When the average movie viewer thinks of Bob Hoskins, he or she is likely to think of Eddie Valiant from Who Framed Roger Rabbit. It was certainly a role of which Mr. Hoskins could be proud. He was incredible in the part. Mr. Hoskins was so convincing as the Los Angeles private eye that one might find hard to believe that he was an Englishman raised in London and not an American. That Mr. Hoskins could transform himself into an American private detective from the Forties (and one in a world where "Toons" are real at that) should not be surprising, as his talent as an actor was such that he could transform himself into nearly any character he wished.

Indeed, it is not many actors who can boast that they had played Benito Mussolini (in Mussolini and I),  J. Edgar Hoover (in Nixon), Winston Churchill (in World War II: When Lions Roared), and Nikita Khrushchev (in Enemy at the Gates) and played every one of them convincingly. The number of different sorts of characters that Bob Hoskins played throughout his career was simply amazing. He not only played gangsters such as Harold Shand in The Long Good Friday, but also theatre impresario Vivian Van Damm in Mrs. Henderson Presents, Captain Hook's boatswain Smee in both Hook and Neverland, shop owner Lou Landsky in Mermaids, and Catholic priest Father Michael Da Costa in A Prayer for the Dying. While many actors are confined to only playing certain types of roles, this was not the case with Bob Hoskins. He had the talent to play nearly any role he was given and be entirely convincing in that role. Indeed, even when a film in which he appeared might not be very good, his performance always was.

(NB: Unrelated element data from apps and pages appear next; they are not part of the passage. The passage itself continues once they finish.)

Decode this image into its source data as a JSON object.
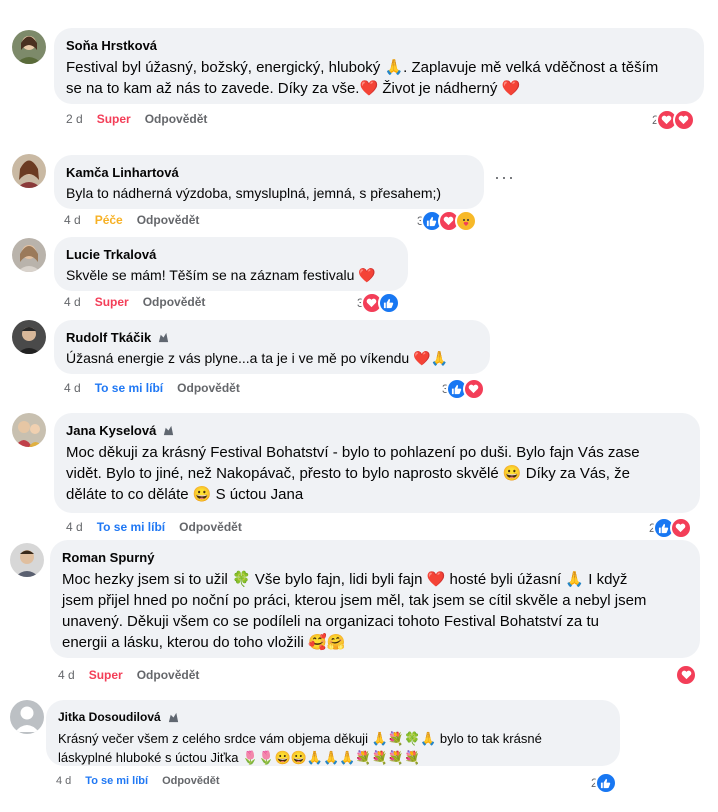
{
  "comments": [
    {
      "author": "Soňa Hrstková",
      "lines": [
        "Festival byl úžasný, božský, energický, hluboký 🙏. Zaplavuje mě velká vděčnost a těším",
        "se na to kam až nás to zavede. Díky za vše.❤️ Život je nádherný ❤️"
      ],
      "time": "2 d",
      "reaction": "Super",
      "reply": "Odpovědět",
      "count": "2",
      "icons": [
        "love",
        "love"
      ]
    },
    {
      "author": "Kamča Linhartová",
      "lines": [
        "Byla to nádherná výzdoba, smysluplná, jemná, s přesahem;)"
      ],
      "time": "4 d",
      "reaction": "Péče",
      "reply": "Odpovědět",
      "count": "3",
      "icons": [
        "like",
        "love",
        "care"
      ],
      "more": "···"
    },
    {
      "author": "Lucie Trkalová",
      "lines": [
        "Skvěle se mám! Těším se na záznam festivalu ❤️"
      ],
      "time": "4 d",
      "reaction": "Super",
      "reply": "Odpovědět",
      "count": "3",
      "icons": [
        "love",
        "like"
      ]
    },
    {
      "author": "Rudolf Tkáčik",
      "lines": [
        "Úžasná energie z vás plyne...a ta je i ve mě po víkendu ❤️🙏"
      ],
      "time": "4 d",
      "reaction": "To se mi líbí",
      "reply": "Odpovědět",
      "count": "3",
      "icons": [
        "like",
        "love"
      ]
    },
    {
      "author": "Jana Kyselová",
      "lines": [
        "Moc děkuji za krásný Festival Bohatství - bylo to pohlazení po duši. Bylo fajn Vás zase",
        "vidět. Bylo to jiné, než Nakopávač, přesto to bylo naprosto skvělé 😀 Díky za Vás, že",
        "děláte to co děláte 😀 S úctou Jana"
      ],
      "time": "4 d",
      "reaction": "To se mi líbí",
      "reply": "Odpovědět",
      "count": "2",
      "icons": [
        "like",
        "love"
      ]
    },
    {
      "author": "Roman Spurný",
      "lines": [
        "Moc hezky jsem si to užil 🍀 Vše bylo fajn, lidi byli fajn ❤️ hosté byli úžasní 🙏 I když",
        "jsem přijel hned po noční po práci, kterou jsem měl, tak jsem se cítil skvěle a nebyl jsem",
        "unavený. Děkuji všem co se podíleli na organizaci tohoto Festival Bohatství za tu",
        "energii a lásku, kterou do toho vložili 🥰🤗"
      ],
      "time": "4 d",
      "reaction": "Super",
      "reply": "Odpovědět",
      "count": "",
      "icons": [
        "love"
      ]
    },
    {
      "author": "Jitka Dosoudilová",
      "lines": [
        "Krásný večer všem z celého srdce vám objema děkuji 🙏💐🍀🙏 bylo to tak krásné",
        "láskyplné hluboké s úctou Jiťka 🌷🌷😀😀🙏🙏🙏💐💐💐💐"
      ],
      "time": "4 d",
      "reaction": "To se mi líbí",
      "reply": "Odpovědět",
      "count": "2",
      "icons": [
        "like"
      ]
    }
  ]
}
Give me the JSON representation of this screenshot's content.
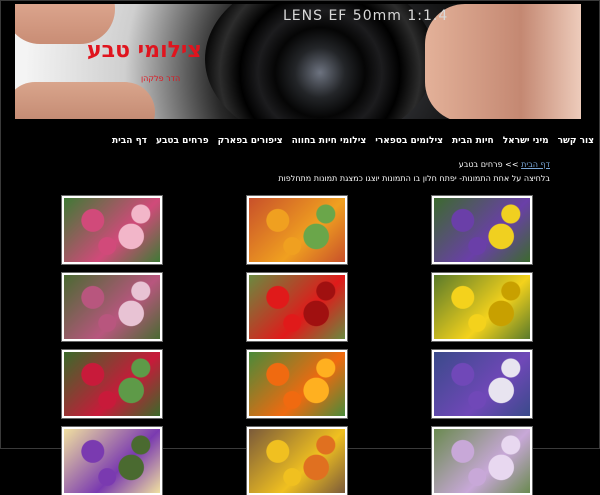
{
  "header": {
    "lens_text": "LENS EF 50mm 1:1.4",
    "site_title": "צילומי טבע",
    "site_subtitle": "הדר פלקהן"
  },
  "nav": {
    "items": [
      "דף הבית",
      "פרחים בטבע",
      "ציפורים בפארק",
      "צילומי חיות בחווה",
      "צילומים בספארי",
      "חיות הבית",
      "מיני ישראל",
      "צור קשר"
    ]
  },
  "breadcrumb": {
    "home": "דף הבית",
    "separator": ">>",
    "current": "פרחים בטבע"
  },
  "instructions": "בלחיצה על אחת התמונות- יפתח חלון בו התמונות יוצגו כמצגת תמונות מתחלפות",
  "gallery": {
    "thumbnails": [
      {
        "name": "pink-white-flowers",
        "colors": [
          "#d14a7a",
          "#f2b6c9",
          "#3f7a35"
        ]
      },
      {
        "name": "orange-flowers-green",
        "colors": [
          "#f0a020",
          "#6aa64a",
          "#c8502a"
        ]
      },
      {
        "name": "purple-yellow-pansies",
        "colors": [
          "#6a3fa8",
          "#f0d020",
          "#3c6a2e"
        ]
      },
      {
        "name": "pink-cluster-flowers",
        "colors": [
          "#b8567e",
          "#e8c3d4",
          "#4a6a32"
        ]
      },
      {
        "name": "red-hibiscus",
        "colors": [
          "#e01a1a",
          "#a01010",
          "#6a8a40"
        ]
      },
      {
        "name": "yellow-pansies",
        "colors": [
          "#f4d21c",
          "#c8a000",
          "#5a7a2a"
        ]
      },
      {
        "name": "red-spike-flowers",
        "colors": [
          "#c81a3a",
          "#5e9a48",
          "#3a6a2a"
        ]
      },
      {
        "name": "orange-nasturtium",
        "colors": [
          "#f06a10",
          "#ffb020",
          "#4a8a3a"
        ]
      },
      {
        "name": "purple-white-pansies",
        "colors": [
          "#7048b8",
          "#e8e4f0",
          "#3a4a8a"
        ]
      },
      {
        "name": "purple-iris-row",
        "colors": [
          "#7a3ab0",
          "#4a6a30",
          "#f0e0a0"
        ]
      },
      {
        "name": "yellow-orange-row",
        "colors": [
          "#f0c020",
          "#e07020",
          "#7a5a3a"
        ]
      },
      {
        "name": "lilac-flowers-row",
        "colors": [
          "#c8a8d8",
          "#e8d8f0",
          "#6a8a50"
        ]
      }
    ]
  }
}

1 comment:

jim marquis said...

Very sad. I enjoyed his acting a great deal.